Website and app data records

**********

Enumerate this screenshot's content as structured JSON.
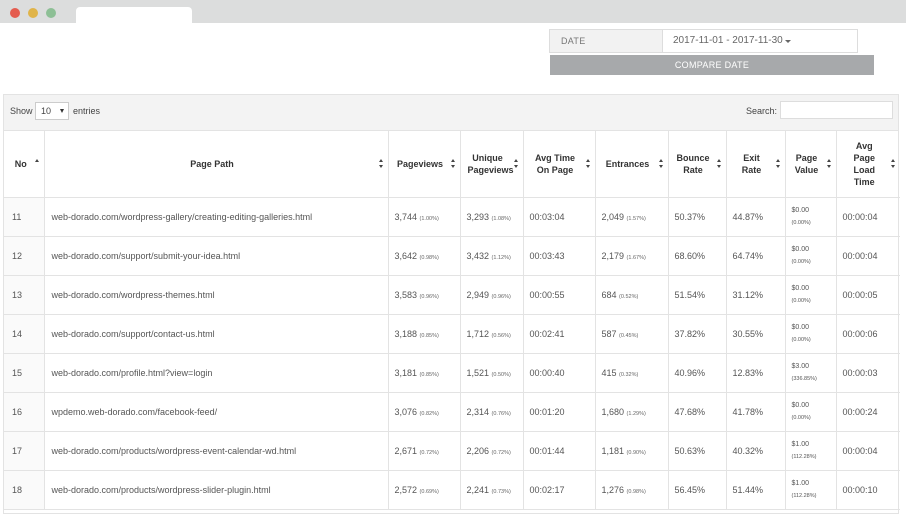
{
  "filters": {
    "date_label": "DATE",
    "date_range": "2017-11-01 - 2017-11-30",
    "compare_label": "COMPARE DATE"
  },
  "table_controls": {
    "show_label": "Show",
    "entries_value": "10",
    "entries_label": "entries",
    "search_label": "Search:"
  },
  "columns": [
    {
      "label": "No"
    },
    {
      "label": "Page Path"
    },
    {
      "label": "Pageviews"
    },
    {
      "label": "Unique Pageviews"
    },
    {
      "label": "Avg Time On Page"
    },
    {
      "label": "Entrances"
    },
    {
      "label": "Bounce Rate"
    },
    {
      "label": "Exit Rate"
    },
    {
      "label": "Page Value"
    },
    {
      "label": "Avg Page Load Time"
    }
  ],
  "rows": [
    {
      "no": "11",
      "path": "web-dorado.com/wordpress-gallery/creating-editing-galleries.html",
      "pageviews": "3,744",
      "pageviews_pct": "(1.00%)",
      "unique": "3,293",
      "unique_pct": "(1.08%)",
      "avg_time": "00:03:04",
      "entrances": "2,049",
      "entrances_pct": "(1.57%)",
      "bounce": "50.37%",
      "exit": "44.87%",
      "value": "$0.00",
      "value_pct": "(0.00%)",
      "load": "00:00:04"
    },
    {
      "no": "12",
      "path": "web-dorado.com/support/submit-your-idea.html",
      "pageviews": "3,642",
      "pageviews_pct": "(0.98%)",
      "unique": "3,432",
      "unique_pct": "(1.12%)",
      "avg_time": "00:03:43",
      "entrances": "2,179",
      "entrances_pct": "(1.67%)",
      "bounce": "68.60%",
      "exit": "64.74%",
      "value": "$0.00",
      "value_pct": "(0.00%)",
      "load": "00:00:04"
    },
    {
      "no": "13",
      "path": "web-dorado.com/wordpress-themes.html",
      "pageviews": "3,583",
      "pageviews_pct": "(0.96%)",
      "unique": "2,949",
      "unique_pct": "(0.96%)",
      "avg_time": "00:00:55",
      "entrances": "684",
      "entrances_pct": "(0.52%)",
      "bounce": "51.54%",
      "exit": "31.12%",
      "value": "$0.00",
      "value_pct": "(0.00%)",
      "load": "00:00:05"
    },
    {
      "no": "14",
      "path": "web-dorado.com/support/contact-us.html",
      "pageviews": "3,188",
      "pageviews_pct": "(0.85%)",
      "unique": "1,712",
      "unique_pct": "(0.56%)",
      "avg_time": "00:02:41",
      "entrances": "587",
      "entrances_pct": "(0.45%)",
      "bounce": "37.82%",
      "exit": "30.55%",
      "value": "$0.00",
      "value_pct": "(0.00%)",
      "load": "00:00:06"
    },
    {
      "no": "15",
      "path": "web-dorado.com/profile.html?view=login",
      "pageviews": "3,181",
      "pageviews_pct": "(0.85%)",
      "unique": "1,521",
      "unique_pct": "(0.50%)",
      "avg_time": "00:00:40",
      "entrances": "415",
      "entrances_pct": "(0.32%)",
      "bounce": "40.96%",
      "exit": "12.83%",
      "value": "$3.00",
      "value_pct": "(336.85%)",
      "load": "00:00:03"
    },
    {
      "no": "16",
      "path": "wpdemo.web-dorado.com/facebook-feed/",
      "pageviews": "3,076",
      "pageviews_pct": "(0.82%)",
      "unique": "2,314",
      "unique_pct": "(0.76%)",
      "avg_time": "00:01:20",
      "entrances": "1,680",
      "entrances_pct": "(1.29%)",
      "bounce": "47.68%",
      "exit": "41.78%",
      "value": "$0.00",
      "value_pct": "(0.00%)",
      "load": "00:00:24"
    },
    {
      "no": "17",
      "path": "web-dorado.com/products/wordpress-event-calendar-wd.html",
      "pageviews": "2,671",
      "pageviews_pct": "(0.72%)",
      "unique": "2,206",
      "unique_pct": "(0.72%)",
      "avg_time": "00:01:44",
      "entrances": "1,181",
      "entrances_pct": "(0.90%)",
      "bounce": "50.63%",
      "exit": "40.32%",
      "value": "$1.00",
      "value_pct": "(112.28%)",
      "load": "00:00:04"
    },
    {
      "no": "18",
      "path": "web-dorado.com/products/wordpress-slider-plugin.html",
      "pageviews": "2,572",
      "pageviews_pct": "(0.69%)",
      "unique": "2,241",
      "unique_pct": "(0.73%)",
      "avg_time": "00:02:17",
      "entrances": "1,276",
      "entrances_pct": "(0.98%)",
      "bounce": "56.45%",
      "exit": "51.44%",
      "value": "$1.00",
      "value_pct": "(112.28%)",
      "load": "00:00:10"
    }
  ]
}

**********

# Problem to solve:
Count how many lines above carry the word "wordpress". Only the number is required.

# Answer for this exercise:
4